INDIANAPOLIS—Michigan football coach Jim Harbaugh looked comfortable when he walked into Indianapolis Bishop Chatard’s (Indianapolis) football facility this morning wearing his usual blue sweatshirt and khaki pants.
At Michigan’s first satellite camp of the month, he strode under a “Go Blue” banner, intended for the home teams, yet perfectly appropriate to welcome the Wolverines.
Standing inside a concession stand, fans found him and he gladly obliged their requests.
One man wanted him to autograph a 20-year-old Indianapolis Colts No. 4 jersey, from Harbaugh’s playing days. A steady stream of kids — and parents — wanted photos.
This likely will be the scene for the next 30 days, as Harbaugh and his coaching staff work their nationwide satellite camp tour of at least 35 sites.
Last year’s camp tour opening at Bishop Chatard was more tense, telling the campers at the start that he and his coaches could not talk about recruiting. On Wednesday, the subject was simply avoided.
A year ago, he was cautious about taking photos with kids because of how it could be interpreted by the NCAA as singling out certain players. This year, the camp lined up every camper for a photo with Harbaugh at the start so everyone had one.
There was a massive Michigan presence with seven assistants and a number of other U-M football staffers on hand to assist.
This was Harbaugh where he wanted to be, physically diving into the drills. Throwing in the quarterback competition, showing defensive backs how to backpedal, running backs to run with force and sucked in by the big hits.
His past favorite game of the rugby-style “Peru ball” was absent as he said there were too many other drills and competitions to jam into the three-hour event.
Ever the showman, Harbaugh took off his well-worn navy sweatshirt to reveal a blue Indianapolis Colts shirt with Andrew Luck’s name and number 12 on it.
On Wednesday, he spoke to the 220-plus campers — about 140 for football and another 80 for volleyball, lacrosse and cheerleading.
“This is your opportunity in the athletic world,” Harbaugh told them as the day began at 9 a.m., eschewing the microphone to use his “coach voice.” He implored that they “practice with an enthusiasm unknown to mankind.”
Then he ticked off his bullet points for the camp that they should “come away having learned something and be more confident about yourself” and “Meet somebody, strike up a friendship. … Make an ally.”
Proudly, he spoke about “something cool” from a day earlier. Harbaugh was packing to leave when his preschool-age son, Jack, told him he wanted to go on the trip.

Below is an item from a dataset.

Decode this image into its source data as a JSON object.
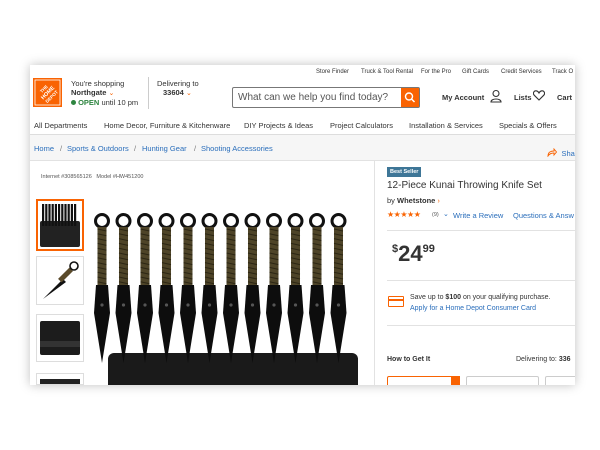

“What that meant to me, I got wound up,” he said, with Jack a few feet away in an orange “Ditka” shirt for Harbaugh’s former Bears coach. “I’m never going to forget that, from now until I’m laid in the ground.”
Harbaugh’s point was that players should appreciate those around him. “Have an attitude of gratitude. Thank somebody when you leave here today.”
Harbaugh is putting twists on U-M’s three dozen camps when he can. In Indy, it was having former NFL quarterback and former Colt Matt Hasselbeck speak to the campers. Then Harbaugh gathered them to get started.
“Let’s have a winning day,” he told them. “Let’s go to bed a little sore, a little tired, knowing that we got better today.”